The story of the Aud is often overshadowed by the landing of Roger Casement from a German U-boat, on the Kerry coast on the same day and his subsequent arrest, imprisonment and execution in August 1916. The background to this is the efforts of Clan na Gael in America and the Irish Republican Brotherhood (IRB) in Ireland to secure an arms shipment from Germany to help stage an insurrection in 1916. John Devoy, a Clan na Gael leader had numerous meetings with members of the German Consulate in New York, including Franz von Papen, to help facilitate this operation. Casement was already in Germany to further this and pursue his plan of raising an Irish Brigade from Irish prisoners of war, though Devoy was sceptical of this and wary of some of Casements plans. Robert Monteith was also sent by the Clan to Germany. In early March Devoy received word that a ship with 20,000 rifles and ammunition would arrive in Tralee Bay on the morning of 20 April, Holy Thursday. But on 14 April Devoy received a hand delivered message from Ireland that the arms must not be landed before Easter Sunday night. This spelt disaster for the operation as the Aud which had no wireless on board, was already on its way to Ireland to rendezvous on the agreed date.

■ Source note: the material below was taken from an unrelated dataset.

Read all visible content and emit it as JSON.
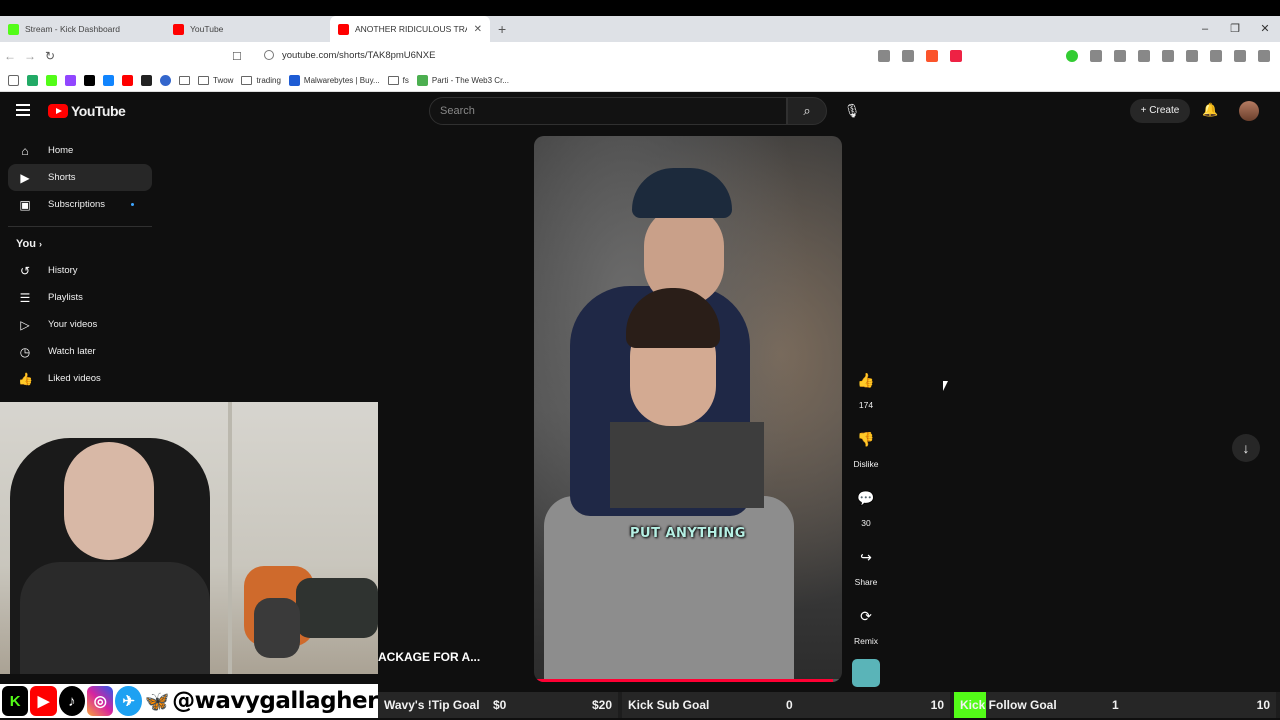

Karl Spindler relates how he was tasked with choosing twenty-one men for an expedition of which he did not know the plans; was given command of a ship, the Libau and that arms were loaded onto it in Lübeck. Here they realised this was not a normal wartime operation when they changed from German uniforms into common dungarees. The ship was provided with official papers and ‘became’ a Norwegian vessel, the Aud. The efforts to disguise the ship were meticulous, the crew were ordered not to shave and to walk about with their hands in their pockets while in the view of other ships. Norwegian newspapers and books were provided, pictures of girls and letters were put up all over the ship, in cupboards etc. The crew could not speak Norwegian but were to speak in low-German if encountered by the British in an attempt to disguise their nationality. Spindler even bought a dog in Lübeck to have on board, ‘every sailor knows that every tramp steamer has a dog’ and he was to be visible if enemy ships were passing.
Through skilful navigation and planning Spindler managed to steer the Aud through four British blockades. At four o’ clock in the afternoon, 20 April, they reached their rendezvous point, Innistooskert Island in the middle of Tralee Bay. They waited until noon on Good Friday for some signal from the shore which was not forthcoming, then with a British patrol boat approaching them they left the bay but later that evening were surrounded by British ships and instructed to proceed to Cobh. The next morning as the Aud entered Cobh, the crew raised the German Ensign and scuttled the ship.
Though part of the German planning was precise, to send a ship without a wireless and the make-up of the cargo, fifteen-year-old Russian rifles that had been captured on the Eastern Front, raises some doubt over their commitment to the expedition.
Casement had been put ashore on Good Friday, but weak from sickness and the exertions of rowing to dry land was left at McKennas Fort, Banna Strand while his comrade Monteith sought aid. Casement was captured some hours later; Monteith remained on the run for eight months before a passage was secured returning him to America.
These events happened in Kerry and off the South-West coast on Good Friday/Easter Saturday, one hundred years ago.
David Gahan is a final year Ph.D. candidate at the Department of History, Maynooth University.